In addition to Alicante, other cities in the Valencian Community such as Valencia, Benidorm, Denia, Torrevieja, and Altea also celebrate the night with great enthusiasm.

Traditions in Different Countries

  • In Brazil, bonfires are the main attraction of the festivities, where people dance and celebrate all night, throwing offerings into the sea in honor of the goddess Yemanjá.
  • In Italy: In the region of Sardegna, the feast of San Juan, known as “Festa di San Giovanni Battista,” is celebrated with religious processions, parties in the square, and fireworks.
  • In other places, such as Sweden and Finland, the lighting of bonfires marks the summer solstice, being an occasion to gather around the fire and celebrate light and life on the shortest night of the year.

Through this ritual, the Night of San Juan brings together people from different cultures and continents in a magical and meaningful celebration.

It is one of the most important festivities in Spanish culture, but in recent years there has been a debate about the need to preserve and update the traditions related to this celebration.

On one hand, it is argued that the Night of San Juan is an opportunity to maintain and transmit an important cultural legacy that dates back to ancestral times. On the other hand, some practices and rituals are considered potentially dangerous for modern society, and it is necessary to adapt them to the current context without losing their essence.

In any case, the Night of San Juan remains a very popular celebration throughout Spain, attracting many people and serving as a source of inspiration for literature, cinema, music, and other forms of art.

Enjoy this celebration while attending your Spanish course!

Did you like it? Share it

WRITTEN BY Lorenzo Tavagnacco

Leave a Comment

Your email address will not be published. Required fields are marked *

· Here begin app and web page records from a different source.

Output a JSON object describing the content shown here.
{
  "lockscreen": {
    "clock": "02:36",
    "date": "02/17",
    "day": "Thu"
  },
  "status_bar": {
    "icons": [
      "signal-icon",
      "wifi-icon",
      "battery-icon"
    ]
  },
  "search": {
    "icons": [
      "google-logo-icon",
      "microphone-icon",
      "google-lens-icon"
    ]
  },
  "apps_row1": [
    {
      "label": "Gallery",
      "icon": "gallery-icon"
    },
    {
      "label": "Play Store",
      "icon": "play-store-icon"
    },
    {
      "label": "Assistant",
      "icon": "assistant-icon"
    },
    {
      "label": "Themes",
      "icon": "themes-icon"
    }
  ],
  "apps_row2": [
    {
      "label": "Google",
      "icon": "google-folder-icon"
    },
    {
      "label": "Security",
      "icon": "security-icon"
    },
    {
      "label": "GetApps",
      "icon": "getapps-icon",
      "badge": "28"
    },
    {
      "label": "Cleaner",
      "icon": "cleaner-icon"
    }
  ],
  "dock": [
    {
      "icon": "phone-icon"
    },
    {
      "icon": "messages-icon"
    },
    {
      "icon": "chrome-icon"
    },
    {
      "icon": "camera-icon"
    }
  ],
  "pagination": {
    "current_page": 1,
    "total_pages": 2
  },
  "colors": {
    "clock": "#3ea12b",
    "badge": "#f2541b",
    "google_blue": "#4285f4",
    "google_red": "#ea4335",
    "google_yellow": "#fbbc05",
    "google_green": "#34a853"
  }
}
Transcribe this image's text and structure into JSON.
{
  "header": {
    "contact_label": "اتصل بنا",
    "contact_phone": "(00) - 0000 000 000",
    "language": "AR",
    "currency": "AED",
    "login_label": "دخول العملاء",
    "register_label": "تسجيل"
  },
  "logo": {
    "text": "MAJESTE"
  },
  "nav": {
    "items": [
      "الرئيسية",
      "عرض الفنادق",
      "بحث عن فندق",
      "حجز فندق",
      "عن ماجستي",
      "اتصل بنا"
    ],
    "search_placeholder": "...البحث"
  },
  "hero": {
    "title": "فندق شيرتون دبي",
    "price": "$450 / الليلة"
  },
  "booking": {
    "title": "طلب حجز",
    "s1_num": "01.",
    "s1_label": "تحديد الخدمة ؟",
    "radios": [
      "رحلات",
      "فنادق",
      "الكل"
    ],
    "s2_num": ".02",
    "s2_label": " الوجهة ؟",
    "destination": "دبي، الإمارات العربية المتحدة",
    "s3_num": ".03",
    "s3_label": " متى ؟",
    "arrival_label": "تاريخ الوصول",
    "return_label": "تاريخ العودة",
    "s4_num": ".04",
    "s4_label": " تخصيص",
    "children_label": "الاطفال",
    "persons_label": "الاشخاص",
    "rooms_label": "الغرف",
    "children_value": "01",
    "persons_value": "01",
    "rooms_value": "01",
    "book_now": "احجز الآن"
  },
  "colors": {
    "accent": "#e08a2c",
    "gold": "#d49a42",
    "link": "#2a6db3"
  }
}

This site uses Akismet to reduce spam. Learn how your feedback data is processed..

There are no comments on The Night of Saint John Around the World

Shopping Cart
Scroll to Top